Halloween H20: 20 Years Later
There were high hopes for Jamie Lee Curtis’ big return to the horror franchise that made her a star. And while the film was certainly a box office hit, it’s a largely bloodless, ho-hum, cliche-driven thriller. It has a solid beginning and ending, but meanders throughout most of the middle. Still, you can’t blame anything on Chris Durand, the stunt coordinator who dons the mask. Durand is dependable in the part and even brings sympathy to the character in the film’s closing moments. Unfortunately, Halloween: Resurrection came after it, thus wiping out all the good the ending did.
[Image via YouTube]
Halloween 4: The Return Of Michael Myers and Halloween: The Curse Of Michael Myers
The fourth and sixth entries of the series were both uneven films, but they certainly had some suspenseful moments, and much of that was thanks to George Wilbur, who is a stunt coordinator and bit part player in a number of film and TV projects dating back to 1972. Most of the time, Wilbur’s characters don’t even have names. But in 1988, he got the chance to bring back a horror icon, and he proved to be one of the more menacing boogeymen in the series.
[Image via RacksandRazors.com]
Halloween 5: The Revenge Of Michael Myers
Sure, it has an all-but-incoherent finale, but most of H5 is solid, and stunt man-actor Don Shanks is absolutely vicious in the role. He also gets some time without the mask, though you probably won’t be able to make out features unless you’re really fast with the pause button. Even then, don’t count on much. Shanks also appeared as the horror heavy in I’ll Always Know What You Did Last Summer (the third and final film of that series). His acting career began in 1974 with his role as Nakoma in The Life and Times of Grizzly Adams.
[Image via Michael24’s Photobucket]
Today, stunt men are often the best people for playing faceless, indestructible killers, who take a lot of abuse throughout the course of a horror film. That tradition began with the original Halloween II in which Dick Warlock took on the role of Michael Myers and stalked Jamie Lee Curtis through a hospital. Warlock was an effective and ferocious Michael and remains our favorite in the series.
[Image via Movie-Slashers.Tripod.com]
The one that started it all! In 1978, director John Carpenter tapped two names to play The Shape / adult Michael Myers.

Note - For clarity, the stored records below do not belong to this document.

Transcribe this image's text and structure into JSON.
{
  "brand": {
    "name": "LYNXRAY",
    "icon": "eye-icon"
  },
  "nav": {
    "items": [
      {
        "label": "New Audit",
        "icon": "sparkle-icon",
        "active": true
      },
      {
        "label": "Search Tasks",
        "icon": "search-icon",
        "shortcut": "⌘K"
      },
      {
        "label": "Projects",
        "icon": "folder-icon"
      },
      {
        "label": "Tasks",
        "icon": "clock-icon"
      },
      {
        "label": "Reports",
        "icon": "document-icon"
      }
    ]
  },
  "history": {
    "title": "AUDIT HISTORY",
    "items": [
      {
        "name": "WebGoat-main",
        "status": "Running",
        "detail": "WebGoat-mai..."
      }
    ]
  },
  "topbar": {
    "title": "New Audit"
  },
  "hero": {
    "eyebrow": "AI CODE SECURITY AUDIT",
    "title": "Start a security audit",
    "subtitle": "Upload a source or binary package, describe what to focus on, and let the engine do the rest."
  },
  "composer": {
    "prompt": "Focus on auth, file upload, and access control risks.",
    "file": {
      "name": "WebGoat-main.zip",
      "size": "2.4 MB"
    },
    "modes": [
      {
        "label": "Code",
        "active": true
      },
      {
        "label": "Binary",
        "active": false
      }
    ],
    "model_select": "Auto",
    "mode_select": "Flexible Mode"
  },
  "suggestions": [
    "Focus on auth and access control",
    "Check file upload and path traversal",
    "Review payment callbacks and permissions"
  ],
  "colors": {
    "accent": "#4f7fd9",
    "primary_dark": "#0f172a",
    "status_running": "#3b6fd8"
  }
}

For the masked stalking scenes, he turned to Nick Castle. Castle went on to direct the 1995 update of Dennis the Menace and the Damon Wayans comedy Major Payne. His most recent effort was the screenplay for August Rush. He also penned the screenplays for Escape from New York and ’80s family classic The Boy Who Could Fly.

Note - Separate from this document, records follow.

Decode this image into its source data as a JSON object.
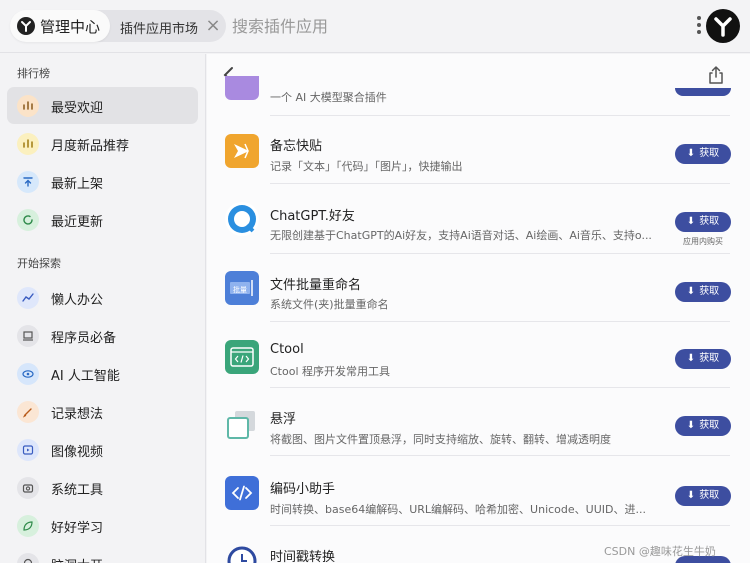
{
  "header": {
    "main_label": "管理中心",
    "tab_label": "插件应用市场",
    "search_placeholder": "搜索插件应用"
  },
  "sidebar": {
    "section1_title": "排行榜",
    "section2_title": "开始探索",
    "items": [
      {
        "label": "最受欢迎",
        "icon": "bar-chart-icon",
        "active": true
      },
      {
        "label": "月度新品推荐",
        "icon": "bar-chart-icon",
        "active": false
      },
      {
        "label": "最新上架",
        "icon": "upload-icon",
        "active": false
      },
      {
        "label": "最近更新",
        "icon": "refresh-icon",
        "active": false
      },
      {
        "label": "懒人办公",
        "icon": "chart-line-icon",
        "active": false
      },
      {
        "label": "程序员必备",
        "icon": "laptop-icon",
        "active": false
      },
      {
        "label": "AI 人工智能",
        "icon": "eye-icon",
        "active": false
      },
      {
        "label": "记录想法",
        "icon": "pencil-icon",
        "active": false
      },
      {
        "label": "图像视频",
        "icon": "play-icon",
        "active": false
      },
      {
        "label": "系统工具",
        "icon": "camera-icon",
        "active": false
      },
      {
        "label": "好好学习",
        "icon": "leaf-icon",
        "active": false
      },
      {
        "label": "脑洞大开",
        "icon": "bulb-icon",
        "active": false
      }
    ]
  },
  "main": {
    "get_label": "获取",
    "in_app_purchase": "应用内购买",
    "partial_top_desc": "一个 AI 大模型聚合插件",
    "items": [
      {
        "title": "备忘快贴",
        "desc": "记录「文本」「代码」「图片」，快捷输出",
        "icon": "star-burst-icon",
        "color": "#f0a52e"
      },
      {
        "title": "ChatGPT.好友",
        "desc": "无限创建基于ChatGPT的Ai好友，支持Ai语音对话、Ai绘画、Ai音乐、支持o...",
        "icon": "chat-bubble-icon",
        "color": "#2a7fd6",
        "iap": true
      },
      {
        "title": "文件批量重命名",
        "desc": "系统文件(夹)批量重命名",
        "icon": "rename-icon",
        "color": "#4d7fd8"
      },
      {
        "title": "Ctool",
        "desc": "Ctool 程序开发常用工具",
        "icon": "code-window-icon",
        "color": "#3aa57a"
      },
      {
        "title": "悬浮",
        "desc": "将截图、图片文件置顶悬浮，同时支持缩放、旋转、翻转、增减透明度",
        "icon": "float-window-icon",
        "color": "#5fb8a8"
      },
      {
        "title": "编码小助手",
        "desc": "时间转换、base64编解码、URL编解码、哈希加密、Unicode、UUID、进...",
        "icon": "code-icon",
        "color": "#3f6fd8"
      },
      {
        "title": "时间戳转换",
        "desc": "",
        "icon": "clock-icon",
        "color": "#2e4aa0"
      }
    ]
  },
  "watermark": "CSDN @趣味花生牛奶"
}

[Image via Wikipedia Commons]
To give Michael a face, Carpenter selected bit part TV actor Tony Moran. Moran’s face time as Myers is the only time in the series you get a clear shot of what Michael truly looks like. Moran disappeared from acting after 1981, but has made a comeback with small roles in independent projects since 2008. His next appearance will be in 2014’s Dead Bounty.
[Image via MediaMikes.com]
The Halloween Franchise
No matter who starred in Halloween as Michael Myers, they owed much of their creepiness factor to William Shatner, whom John Carpenter has credited numerous times as being the inspiration for the original mask. According to Carpenter, the final choices came down to a creepy clown mask and a Captain Kirk that had been spray-painted white. We’re glad they went with what they did, but clowns really do suck.
[Image via FilmDetail.com]
Which Halloween and/or Michael Myers is your favorite?